Would you please restate every record exactly as written?

[Collection entries]
Content starts

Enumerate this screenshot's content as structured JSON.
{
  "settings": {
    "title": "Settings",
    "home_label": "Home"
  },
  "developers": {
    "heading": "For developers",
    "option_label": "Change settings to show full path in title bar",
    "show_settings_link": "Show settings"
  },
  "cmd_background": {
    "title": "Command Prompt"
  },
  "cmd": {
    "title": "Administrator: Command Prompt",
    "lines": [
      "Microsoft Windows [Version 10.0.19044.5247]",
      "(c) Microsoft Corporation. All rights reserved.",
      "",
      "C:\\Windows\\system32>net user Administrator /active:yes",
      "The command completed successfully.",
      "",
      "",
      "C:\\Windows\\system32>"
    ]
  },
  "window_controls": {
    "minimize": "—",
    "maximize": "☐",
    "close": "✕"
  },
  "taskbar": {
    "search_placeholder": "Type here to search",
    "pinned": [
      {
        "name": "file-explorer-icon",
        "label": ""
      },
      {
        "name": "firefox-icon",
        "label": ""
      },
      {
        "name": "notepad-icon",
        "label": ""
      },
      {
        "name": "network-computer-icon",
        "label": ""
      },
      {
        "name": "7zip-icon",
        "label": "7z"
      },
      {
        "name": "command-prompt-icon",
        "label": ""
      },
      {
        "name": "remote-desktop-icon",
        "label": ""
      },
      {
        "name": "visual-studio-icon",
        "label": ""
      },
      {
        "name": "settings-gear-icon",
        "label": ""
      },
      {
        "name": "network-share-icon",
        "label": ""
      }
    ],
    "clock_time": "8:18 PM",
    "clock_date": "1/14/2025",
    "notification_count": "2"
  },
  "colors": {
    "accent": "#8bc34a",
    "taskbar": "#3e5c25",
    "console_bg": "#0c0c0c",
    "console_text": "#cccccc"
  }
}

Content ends

SOLUTION TO THE PROBLEM —
Enumerate this screenshot's content as structured JSON.
{
  "settings": {
    "title": "Settings",
    "home_label": "Home"
  },
  "developers": {
    "heading": "For developers",
    "option_label": "Change settings to show full path in title bar",
    "show_settings_link": "Show settings"
  },
  "cmd_background": {
    "title": "Command Prompt"
  },
  "cmd": {
    "title": "Administrator: Command Prompt",
    "lines": [
      "Microsoft Windows [Version 10.0.19044.5247]",
      "(c) Microsoft Corporation. All rights reserved.",
      "",
      "C:\\Windows\\system32>net user Administrator /active:yes",
      "The command completed successfully.",
      "",
      "",
      "C:\\Windows\\system32>"
    ]
  },
  "window_controls": {
    "minimize": "—",
    "maximize": "☐",
    "close": "✕"
  },
  "taskbar": {
    "search_placeholder": "Type here to search",
    "pinned": [
      {
        "name": "file-explorer-icon",
        "label": ""
      },
      {
        "name": "firefox-icon",
        "label": ""
      },
      {
        "name": "notepad-icon",
        "label": ""
      },
      {
        "name": "network-computer-icon",
        "label": ""
      },
      {
        "name": "7zip-icon",
        "label": "7z"
      },
      {
        "name": "command-prompt-icon",
        "label": ""
      },
      {
        "name": "remote-desktop-icon",
        "label": ""
      },
      {
        "name": "visual-studio-icon",
        "label": ""
      },
      {
        "name": "settings-gear-icon",
        "label": ""
      },
      {
        "name": "network-share-icon",
        "label": ""
      }
    ],
    "clock_time": "8:18 PM",
    "clock_date": "1/14/2025",
    "notification_count": "2"
  },
  "colors": {
    "accent": "#8bc34a",
    "taskbar": "#3e5c25",
    "console_bg": "#0c0c0c",
    "console_text": "#cccccc"
  }
}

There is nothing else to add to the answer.